Have you ever wondered what goes on during a Top Gear cover shoot? Have you ever wondered how the cars on the cover are prepared and shot to make them look awesome and cover-worthy?
Such is the challenge every Top Gear cover photographer has to face. Being technically sound is a given, but being artistic and going beyond the "peg" while taking tack-sharp and correctly exposed photos just raises the bar to a whole new level.
For the May 2014 issue, I was given the assignment to give life to the newly launched Mazda 3. Much like with any Top Gear shoot, I had to make sure that the cars we would be shooting would come out their Sunday best. But unlike with other Top Gear story shoots, the cover photos had to be different. They had to stand out from the assortment of car models featured in the magazine. The angles would have to be unique. The colors would have to pop out of their pages. The cars would have to have a life of their own.
Cover shoots usually start off early in the morning especially if the location is quite a ways off. We gather up at the office or pick one another up from our houses, and start off driving just as the sun rises to maximize the day. For the Mazda 3, we chose the Clark International Speedway (CIS) as our backdrop since it easily connects with the Mazda 3's dynamic design and sporty road manners.
Now, depending on the take of our now former art director Jaykee Evangelista, the car to be shot might either be immaculately clean or real-world dirty. For the two Mazdas in this shoot (one hatchback and one sedan), we chose the former. That meant a side trip to a car-wash shop to tidy up the rain-stained cars and to vacuum the interior to make sure they looked like they had just rolled off the showroom floor.
We began with the tracking shots of the cars. Associate editor Paulo Subido and technical editor (and story writer) Ferman Lao drove both cars around the track. Using a third service vehicle to shoot from, I had to direct the two cars into position for landscape and portrait angles.
It's worth mentioning that having a fast-focusing camera with a high continuous frames-per-second (FPS) rate will help a lot in expediting the shooting process. For this cover shoot, I used a mirrorless interchangeable lens camera, the Fuji XT-1. I fixed the settings to continuous high shooting, auto ISO, and shutter priority mode with a range from 1/60 to 1/250 in order to sharply capture the cars while blurring the road and the background.
Now, dangling from the camera car while it is cruising at about 40-60kph with hardly any support or restraint isn't for the faint-hearted. So the faster I get the shot, the better it is for my well-being. That's why a camera with a high FPS rate and a quick focusing system is key to the whole endeavor. Using a mid- to top-end DSLR (or this Fuji I had with me for the shoot) reassures me that once I rattle off those frames, I can get a good percentage of shots in focus for the art director to pick from.
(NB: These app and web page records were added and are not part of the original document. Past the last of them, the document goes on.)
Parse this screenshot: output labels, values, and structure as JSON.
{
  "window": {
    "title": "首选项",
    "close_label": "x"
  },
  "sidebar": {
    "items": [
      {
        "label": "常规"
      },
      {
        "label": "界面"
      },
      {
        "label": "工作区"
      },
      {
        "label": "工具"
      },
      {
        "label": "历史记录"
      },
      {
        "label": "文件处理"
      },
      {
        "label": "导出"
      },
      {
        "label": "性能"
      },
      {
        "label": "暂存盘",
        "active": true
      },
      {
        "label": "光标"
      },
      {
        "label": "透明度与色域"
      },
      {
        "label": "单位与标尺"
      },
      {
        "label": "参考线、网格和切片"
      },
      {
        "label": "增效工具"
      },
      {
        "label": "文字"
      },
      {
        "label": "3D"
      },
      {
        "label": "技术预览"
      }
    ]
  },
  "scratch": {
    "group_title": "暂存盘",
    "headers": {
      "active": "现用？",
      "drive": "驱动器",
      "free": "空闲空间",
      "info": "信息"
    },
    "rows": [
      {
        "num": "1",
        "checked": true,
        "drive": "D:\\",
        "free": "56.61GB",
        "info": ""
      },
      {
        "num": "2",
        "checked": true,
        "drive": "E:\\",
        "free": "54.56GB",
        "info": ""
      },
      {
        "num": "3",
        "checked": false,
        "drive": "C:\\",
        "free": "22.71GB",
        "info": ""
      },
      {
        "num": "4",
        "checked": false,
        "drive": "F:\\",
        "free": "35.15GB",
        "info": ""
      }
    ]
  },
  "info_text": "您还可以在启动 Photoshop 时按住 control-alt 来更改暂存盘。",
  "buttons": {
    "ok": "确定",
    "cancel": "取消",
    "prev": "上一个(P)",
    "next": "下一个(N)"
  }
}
After three or so runs around the east side of the track, we had to make our way back to the pit lane area to set the two cars for exterior and interior detail shots. Again, it's all about finding interesting angles. How do you make an A/C vent look awesome? What will make this car's USB port different from the USB ports of other cars? How do you make a black interior look special and, well, black?
With my assistant Charles Ng helping tidy up the cars and set up the lights, it was now up to me to make sure I got the shots that I wanted and the shots the magazine needed.
Jaykee was also on hand to remind me of the shots he had in mind. And we had to mix our ideas in order to get the images right. For example, the full dashboard shot was a requirement from this shoot so the challenge was to deliver that without making it look like every other full dashboard shot taken from the backseat. As per the peg, positioning the other Mazda 3 as part of the background did the trick.
After a hearty lunch break, we needed to continue shooting other action shots inside the track. So another 30-minute session and we had both cars going back and forth a few corners of the track for some panning shots.
We got a break to extend our stay at the corkscrew section of CIS to do some exterior detail and beauty shots as well. Again, the choice of angles is key. I didn't want the art director to see the same shots he had seen from me in previous cover shoots, but I also had to give him the key design cues of the Mazda 3 that made it, well, the Mazda 3.
Now, I had done this bit countless times: shooting the headlights, the badges, the grille, and the wheels. I attempted to make them look different by varying the angles and focal lengths as well as playing around with depth-of-field.
After getting the necessary stills out of the way, we just needed that one "Epic Shot" to complete the package. I knew I could get a vantage point of the whole track if I positioned myself on top of the corkscrew hill. By placing the two cars strategically within the view to capture them as part of the grand scenery, I knew I had the shot I wanted.
By the time we finished, sunset had already gloomed the track. But I couldn't resist a few more quick snaps of the cars with the fleeting rays of the sun radiating the clouds up high. With such glorious colors, I knew my day was complete.
While the process of taking photographs is over, it is the next few hours spent behind the computer to spice up the images and to choose which one goes where in the layout that will dictate how this shoot will turn out. Jaykee's final masterpiece as Top Gear Philippines' outgoing art director might just come out as one of my best shoots yet.
Photos by Mikko David; photos of the columnist by Charles Ng